    I would like to learn how to print ABS, but ordered half a real of PETG too. Will let you know how I get on. Hope it arrives next week.

    I get good results with ABS by mixing ABS into acetone till I get a milky juice. I use a mosquito spray bottle (can handle the chemicals) and spray it on top of a layer of kapton on my bed. It gives really good bed adhesion. My printer is enclosed and I have a chamber heater that gets the entire chamber up to 50 Celcius.

    I don't have problems of it sticking to the bed (I use hair sparay) I had problems with the first layers separating. I am getting constant good results now with small pieces. I put a lamp each side and get approx 30°C around the print area. However, I will also make an enclosure as you suggested. One thing small "problem" I have and can't see that any one else has on the web is that, if I print from and SD card it gets to 98 or 99% and finishes as normal. However, the final layer is not complete. It is OK but missing the smooth last layer. If I print via computer it is perfect and reaches 100%. Have not tried to change SD card but just curious if you have seen such a thing.

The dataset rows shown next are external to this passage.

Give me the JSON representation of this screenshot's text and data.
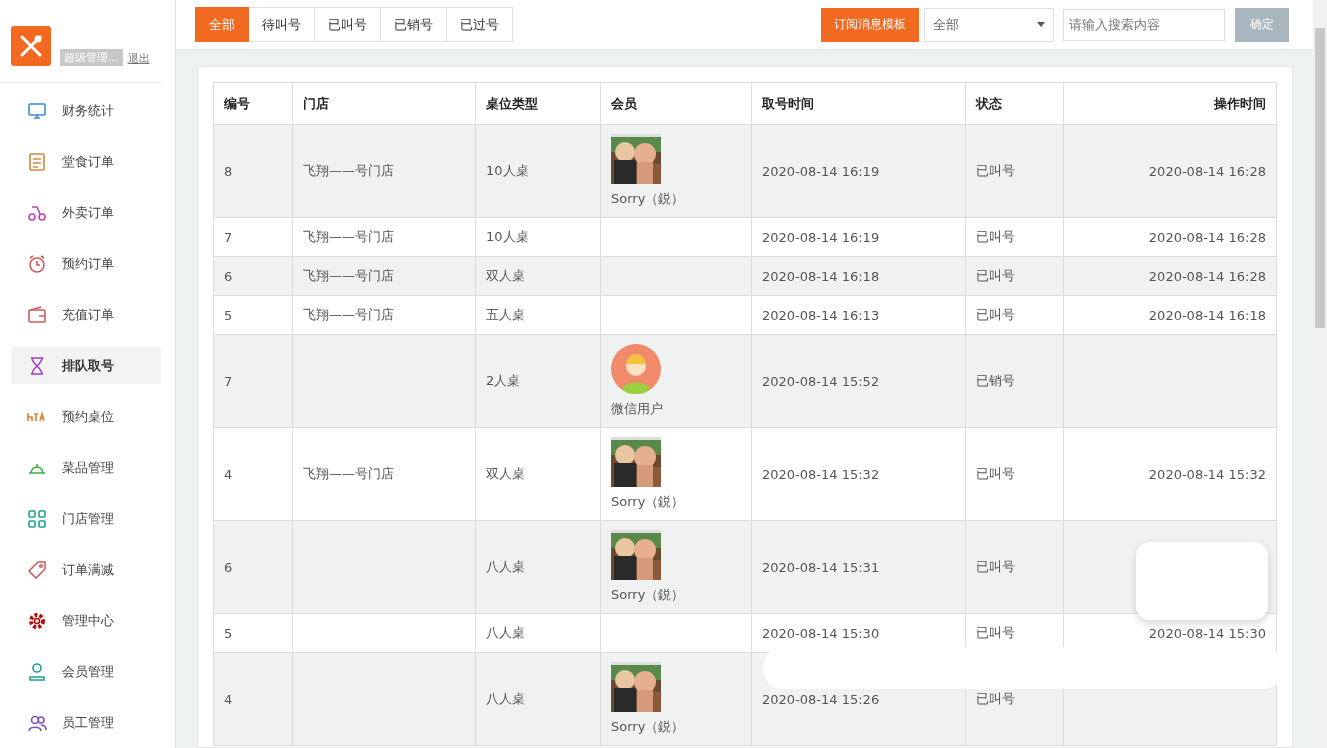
{
  "sidebar": {
    "user": "超级管理...",
    "logout": "退出",
    "items": [
      {
        "label": "财务统计",
        "selected": false
      },
      {
        "label": "堂食订单",
        "selected": false
      },
      {
        "label": "外卖订单",
        "selected": false
      },
      {
        "label": "预约订单",
        "selected": false
      },
      {
        "label": "充值订单",
        "selected": false
      },
      {
        "label": "排队取号",
        "selected": true
      },
      {
        "label": "预约桌位",
        "selected": false
      },
      {
        "label": "菜品管理",
        "selected": false
      },
      {
        "label": "门店管理",
        "selected": false
      },
      {
        "label": "订单满减",
        "selected": false
      },
      {
        "label": "管理中心",
        "selected": false
      },
      {
        "label": "会员管理",
        "selected": false
      },
      {
        "label": "员工管理",
        "selected": false
      }
    ]
  },
  "tabs": [
    {
      "label": "全部",
      "selected": true
    },
    {
      "label": "待叫号",
      "selected": false
    },
    {
      "label": "已叫号",
      "selected": false
    },
    {
      "label": "已销号",
      "selected": false
    },
    {
      "label": "已过号",
      "selected": false
    }
  ],
  "toolbar": {
    "template_button": "订阅消息模板",
    "filter": "全部",
    "search": {
      "placeholder": "请输入搜索内容"
    },
    "confirm_button": "确定"
  },
  "table": {
    "columns": [
      "编号",
      "门店",
      "桌位类型",
      "会员",
      "取号时间",
      "状态",
      "操作时间"
    ],
    "rows": [
      {
        "number": "8",
        "store": "飞翔——号门店",
        "table_type": "10人桌",
        "member": {
          "name": "Sorry（鋭）"
        },
        "taken_at": "2020-08-14 16:19",
        "status": "已叫号",
        "operated_at": "2020-08-14 16:28"
      },
      {
        "number": "7",
        "store": "飞翔——号门店",
        "table_type": "10人桌",
        "taken_at": "2020-08-14 16:19",
        "status": "已叫号",
        "operated_at": "2020-08-14 16:28"
      },
      {
        "number": "6",
        "store": "飞翔——号门店",
        "table_type": "双人桌",
        "taken_at": "2020-08-14 16:18",
        "status": "已叫号",
        "operated_at": "2020-08-14 16:28"
      },
      {
        "number": "5",
        "store": "飞翔——号门店",
        "table_type": "五人桌",
        "taken_at": "2020-08-14 16:13",
        "status": "已叫号",
        "operated_at": "2020-08-14 16:18"
      },
      {
        "number": "7",
        "table_type": "2人桌",
        "member": {
          "kind": "cartoon",
          "name": "微信用户"
        },
        "taken_at": "2020-08-14 15:52",
        "status": "已销号"
      },
      {
        "number": "4",
        "store": "飞翔——号门店",
        "table_type": "双人桌",
        "member": {
          "name": "Sorry（鋭）"
        },
        "taken_at": "2020-08-14 15:32",
        "status": "已叫号",
        "operated_at": "2020-08-14 15:32"
      },
      {
        "number": "6",
        "table_type": "八人桌",
        "member": {
          "name": "Sorry（鋭）"
        },
        "taken_at": "2020-08-14 15:31",
        "status": "已叫号"
      },
      {
        "number": "5",
        "table_type": "八人桌",
        "taken_at": "2020-08-14 15:30",
        "status": "已叫号",
        "operated_at": "2020-08-14 15:30"
      },
      {
        "number": "4",
        "table_type": "八人桌",
        "member": {
          "name": "Sorry（鋭）"
        },
        "taken_at": "2020-08-14 15:26",
        "status": "已叫号"
      }
    ]
  }
}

    huh, I've not seen that before. I remember seeing a video on how Printing from a computer affected print quality due to the fairly "slow" serial baud rate. I've personally have printed a few times from the computer (or from Octoprint) to find my print fail due to Computer crash and Octo print failure. If you read the g-code on the SD card do you see something wrong (like missing the last layer)

    Changed SD card and used a faster type too. . Perhaps a coincidence but seems OK now.

    Huh, well fingers crossed